  • issue data requests to data recipients and, if required, utilise statutory powers to compel the production of information or documents where there has been a possible breach of the CDR regime.

Where breaches of the CDR regime have occurred, the OAIC and the ACCC are able to take enforcement action, the gravity of which depends on the seriousness of the breach. In determining the appropriate enforcement action to be taken, the OAIC and the ACCC will consider factors such as the nature and extent of the breach, the size of the business engaging in the contravention, the impact of the breach on CDR participants and whether the breach was due to intentional or reckless conduct. If action has already been taken to address the breach by other bodies, such as the Australian Financial Complaints Authority, this will also be considered.12 Given that the action which may be taken by the OAIC and the ACCC is largely discretionary, it would be prudent for businesses and data holders to cooperate with regulators and to ensure that their privacy policies and breach notification procedures are adequate and up to date.

Under the Policy, the OAIC and the ACCC are granted a range of enforcement options. These include:13

  • administrative resolutions, such as accepting voluntary commitments from businesses to address non-compliance issues;
  • issuing infringement notices to data holders or recipients where a contravention of the CDR framework has occurred;
  • accepting written court-enforceable undertakings from CDR participants who commit to refraining from certain action or to take action to remedy a breach or prevent future breaches. If these undertakings are not upheld, the OAIC or the ACCC may seek a court order declaring the substance of the undertaking or seek an injunction or monetary penalty against the CDR participant;
  • suspending or revoking a recipient’s accreditation to receive CDR data;
  • making a declaration concerning the breach; and
  • initiating court proceedings for a breach of the legislation or consumer data rules which could result in potential injunctions, monetary awards or orders disqualifying certain persons from being directors of corporations.

Court proceedings are more likely to be initiated where the conduct is widespread, repeated or is likely to cause substantial consumer detriment.

The OAIC and the ACCC have identified certain conduct which is likely to result in enforcement action being taken, such as refusing to disclose CDR data, collecting CDR data without consent, engaging in misleading or deceptive conduct, misusing or improperly disclosing CDR data and failing to implement appropriate security controls.14

Given the novel nature of the CDR framework in Australia, the OAIC and the ACCC intend to continue consulting with industry and consumer groups and government bodies as the phased roll-out of the CDR continues.
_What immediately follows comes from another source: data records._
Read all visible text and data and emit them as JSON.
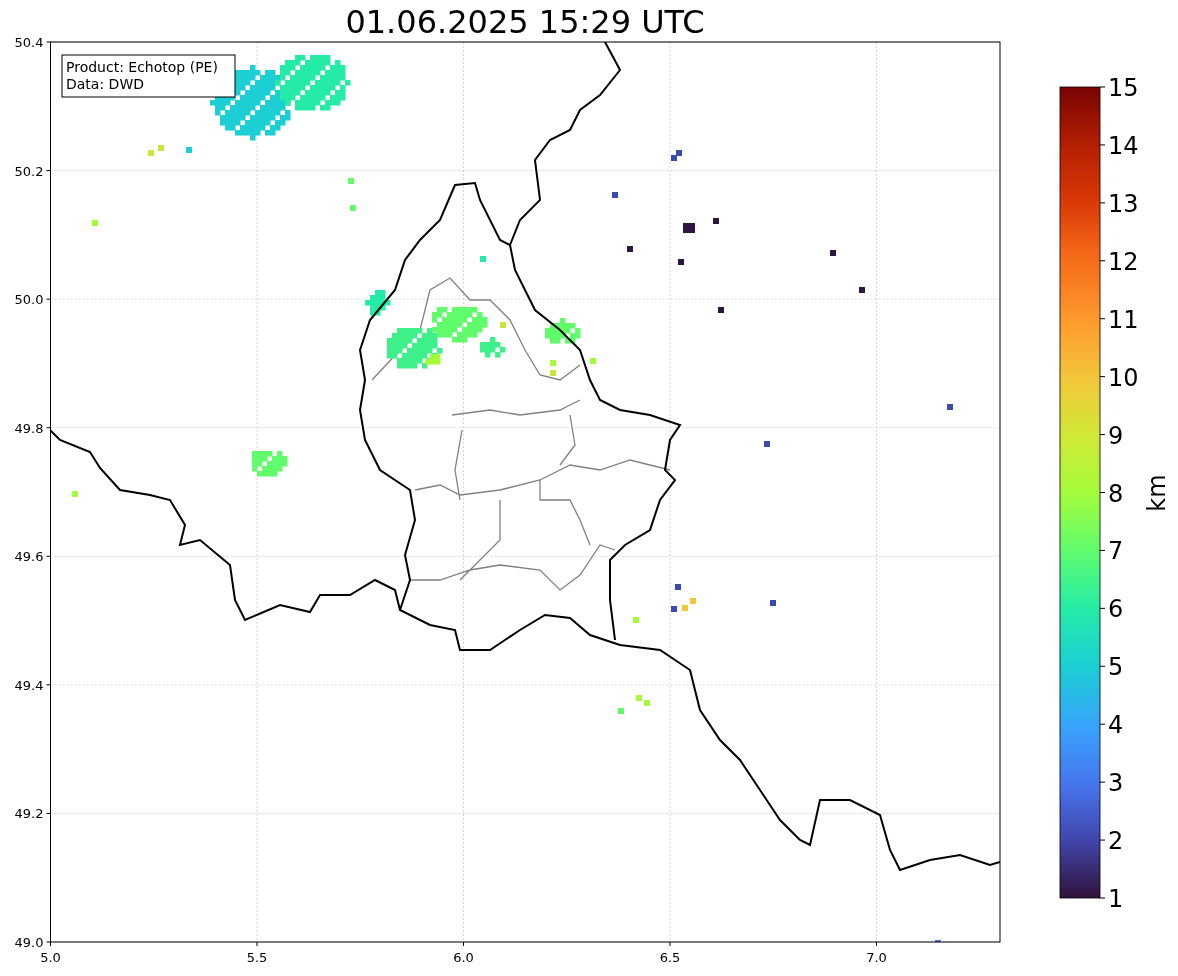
{
  "title": "01.06.2025 15:29 UTC",
  "info_box": [
    "Product: Echotop (PE)",
    "Data: DWD"
  ],
  "x_ticks": [
    "5.0",
    "5.5",
    "6.0",
    "6.5",
    "7.0"
  ],
  "y_ticks": [
    "50.4",
    "50.2",
    "50.0",
    "49.8",
    "49.6",
    "49.4",
    "49.2",
    "49.0"
  ],
  "colorbar": {
    "ticks": [
      "15",
      "14",
      "13",
      "12",
      "11",
      "10",
      "9",
      "8",
      "7",
      "6",
      "5",
      "4",
      "3",
      "2",
      "1"
    ],
    "label": "km"
  }
}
We will keep you informed of developments in this space, including the implementation of the CDR in the energy and telecommunication sectors.